I remember this one hill near my home when I was a kid; it was near the high school and we'd often ride our bikes out and play around the grass and playground equipment. Tag and kites, whatever the day required, that field had it. It's almost difficult now to remember being so easily entertained by...well, a park. But, anyway, in the middle of it all was a really big hill that bottomed out into an inverted dome of grass - and one of the things we did was roll the hill. You know that one, right? Just lay down, cross your arms and let gravity spin you into a near-vomitous pillar of laughter. And eventually, one of us would get the idea of taking the hill at a run. Just nose towards the base and run run run. It was great until about half way down, when you just couldn't keep your feet under you any longer, and BAM. Wipeout.

Sometimes I really don't know how any of us survived childhood.

At any rate, that adrenaline was just awesome. It was a drug, honestly, wasn't it? You just don't see people laughing like that when chemicals aren't involved.

But all that aside, the sense of being almost ready to wipe out, where you're churning your legs as little flesh-and-blood pistons of fury, recognizing that, at any moment, you're about this far from face planting. It's pretty exhilarating. Very exciting, and yet empowering. It's also a very close approximation to the sense of omnipotence that is generally only experienced when we're too young to know better. Joy versus risk. When do we discard one for the other? At what point do we allow the possibility of failure to unseat our celebration of life?
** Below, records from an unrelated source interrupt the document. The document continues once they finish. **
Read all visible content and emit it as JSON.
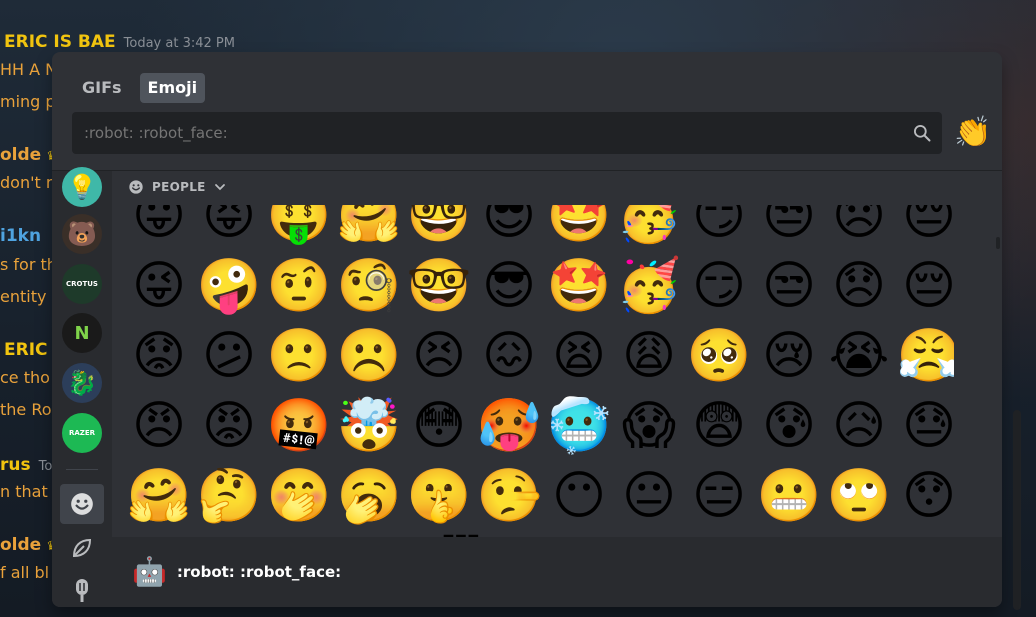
{
  "background": {
    "lines": [
      {
        "user": "ERIC IS BAE",
        "timestamp": "Today at 3:42 PM"
      },
      {
        "text": "HH A N"
      },
      {
        "text": "ming p"
      },
      {
        "user": "olde",
        "crown": "♛"
      },
      {
        "text": "don't r"
      },
      {
        "user": "i1kn"
      },
      {
        "text": "s for th"
      },
      {
        "text": "entity"
      },
      {
        "user": "ERIC I"
      },
      {
        "text": "ce tho"
      },
      {
        "text": "the Ro"
      },
      {
        "user": "rus",
        "timestamp": "To"
      },
      {
        "text": "n that v"
      },
      {
        "user": "olde",
        "crown": "♛"
      },
      {
        "text": "f all bl"
      }
    ]
  },
  "tabs": [
    {
      "label": "GIFs",
      "active": false
    },
    {
      "label": "Emoji",
      "active": true
    }
  ],
  "search": {
    "placeholder": ":robot: :robot_face:",
    "icon": "search-icon"
  },
  "random_emoji_button": "👏",
  "category": {
    "label": "PEOPLE",
    "icon": "smiley-icon",
    "chevron": "chevron-down-icon"
  },
  "rail": {
    "servers": [
      {
        "name": "lightbulb-server",
        "glyph": "💡",
        "bg": "#3fb8a8"
      },
      {
        "name": "bear-server",
        "glyph": "🐻",
        "bg": "#3a2f28"
      },
      {
        "name": "crotus-server",
        "glyph": "CROTUS",
        "bg": "#1e3a2a"
      },
      {
        "name": "n-server",
        "glyph": "N",
        "bg": "#1a1a1a"
      },
      {
        "name": "dragon-server",
        "glyph": "🐉",
        "bg": "#2c3e5a"
      },
      {
        "name": "razer-server",
        "glyph": "RAZER",
        "bg": "#1db954"
      }
    ],
    "categories": [
      {
        "name": "people-category",
        "glyph": "☺",
        "active": true
      },
      {
        "name": "nature-category",
        "glyph": "🍃",
        "active": false
      },
      {
        "name": "food-category",
        "glyph": "🍦",
        "active": false
      }
    ]
  },
  "emoji_rows": [
    [
      "😛",
      "😝",
      "🤑",
      "🤗",
      "🤓",
      "😎",
      "🤩",
      "🥳",
      "😏",
      "😒",
      "😞",
      "😔"
    ],
    [
      "😜",
      "🤪",
      "🤨",
      "🧐",
      "🤓",
      "😎",
      "🤩",
      "🥳",
      "😏",
      "😒",
      "😞",
      "😔"
    ],
    [
      "😟",
      "😕",
      "🙁",
      "☹️",
      "😣",
      "😖",
      "😫",
      "😩",
      "🥺",
      "😢",
      "😭",
      "😤"
    ],
    [
      "😠",
      "😡",
      "🤬",
      "🤯",
      "😳",
      "🥵",
      "🥶",
      "😱",
      "😨",
      "😰",
      "😥",
      "😓"
    ],
    [
      "🤗",
      "🤔",
      "🤭",
      "🥱",
      "🤫",
      "🤥",
      "😶",
      "😐",
      "😑",
      "😬",
      "🙄",
      "😯"
    ],
    [
      "😦",
      "😧",
      "😮",
      "😲",
      "😴",
      "🤤",
      "😪",
      "😵",
      "🤐",
      "🥴",
      "🤢",
      "🤮"
    ]
  ],
  "preview": {
    "emoji": "🤖",
    "name": ":robot: :robot_face:"
  }
}
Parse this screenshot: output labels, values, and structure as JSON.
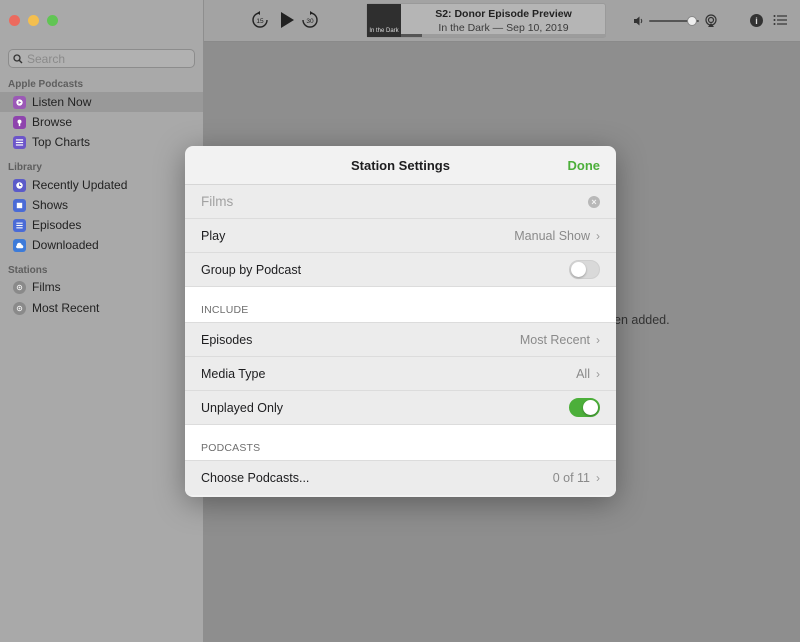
{
  "window": {
    "traffic_colors": [
      "#ec6a5e",
      "#f4bf4f",
      "#61c554"
    ]
  },
  "sidebar": {
    "search_placeholder": "Search",
    "sections": [
      {
        "title": "Apple Podcasts"
      },
      {
        "title": "Library"
      },
      {
        "title": "Stations"
      }
    ],
    "items": [
      {
        "label": "Listen Now",
        "icon": "listen-now-icon",
        "selected": true
      },
      {
        "label": "Browse",
        "icon": "browse-icon"
      },
      {
        "label": "Top Charts",
        "icon": "top-charts-icon"
      },
      {
        "label": "Recently Updated",
        "icon": "clock-icon"
      },
      {
        "label": "Shows",
        "icon": "shows-icon"
      },
      {
        "label": "Episodes",
        "icon": "episodes-icon"
      },
      {
        "label": "Downloaded",
        "icon": "download-icon"
      },
      {
        "label": "Films",
        "icon": "station-icon"
      },
      {
        "label": "Most Recent",
        "icon": "station-icon"
      }
    ]
  },
  "player": {
    "skip_back": "15",
    "skip_forward": "30",
    "artwork_text": "In the Dark",
    "episode_title": "S2: Donor Episode Preview",
    "episode_subtitle": "In the Dark — Sep 10, 2019",
    "progress": 0.1,
    "volume": 0.85
  },
  "background_text": "en added.",
  "modal": {
    "title": "Station Settings",
    "done_label": "Done",
    "name_value": "Films",
    "play": {
      "label": "Play",
      "value": "Manual Show"
    },
    "group_by_podcast": {
      "label": "Group by Podcast",
      "on": false
    },
    "include_header": "INCLUDE",
    "episodes": {
      "label": "Episodes",
      "value": "Most Recent"
    },
    "media_type": {
      "label": "Media Type",
      "value": "All"
    },
    "unplayed_only": {
      "label": "Unplayed Only",
      "on": true
    },
    "podcasts_header": "PODCASTS",
    "choose_podcasts": {
      "label": "Choose Podcasts...",
      "value": "0 of 11"
    }
  },
  "colors": {
    "accent_green": "#4caf3a",
    "icon_purple": "#8e44ad",
    "icon_blue": "#4a6bd6"
  }
}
Or are the two mutually exclusive? I'm leaning towards not. I think it's the possibility of risk which makes the celebration more satisfying, to be honest. Running down the hill for the first time and laughing right up to the moment where you wipe out is fun, yes. Crazy mad insane fun. But picking yourself up, going back to the top and doing it again? Oh, that's just super-crazy. And even more fun.

Granted, "all things in moderation" (including moderation?), meaning that, yes, we can't hope to live in that realm wherein all the world's cares go screaming past, too blurred to distinguish or bother; but we certainly can opt to visit there from time to time. I think I took a while off from that place, but yet.... starting to feel that again. Only, without so tremendous a risk of grass stains.

Getting ready to launch three more books - book 5, "Into the Blink", as well as two of my autobiographical journals, "The Middle Age (1 and 2): A Geek's Journey from Boy to Man (and back again)". That'll bring my library to a not-so-whopping-and-yet-still-nothing-to-shake-a-stick-at total of Seven. And this will be an even crazier year than last. In addition to working on "The Crook and the Blade" (book 6) - with a target launch date of mid-September 2011, I'm also developing a few more ebook anthologies, as well as some other projects that are still kind of hush-hush (for now).

Me and my daughter are working on some short stories for a children's anthology, which I would like to have completed by this fall, too. I would love to find a good artist to work with for some interior art, but have been toying with the idea of just doing the sketches myself, in a kind of A. A. Milne sort of reductive style.  It'd be fun to break out the pencils and pens and see what I could do after so long. I should think my old college art professors might be a little relieved that I haven't just completely thrown away their lessons.

Working with some other fantastic authors now, too - Jen Ashton, HL and Garth Reasby, just to name drop a few - and the projects I already have lining up for 2012 are just so exciting that it's all I can do not to throw everything else aside and work on them right now.

So here I am, laughing, arms flailing, feet going just as fast as they can, wind rushing past my face and the ever-present threat of a park full of rich sod stretching out its innumerable tendrils to cushion my fall. And yet, I've stopped worrying about the possibility of falling; today, I'm more enchanted by the possibility of flying.

It feels like a good day to enjoy words.

What's your hill? What's that one place for you that gives you that "I AM SPARTACUS" moment?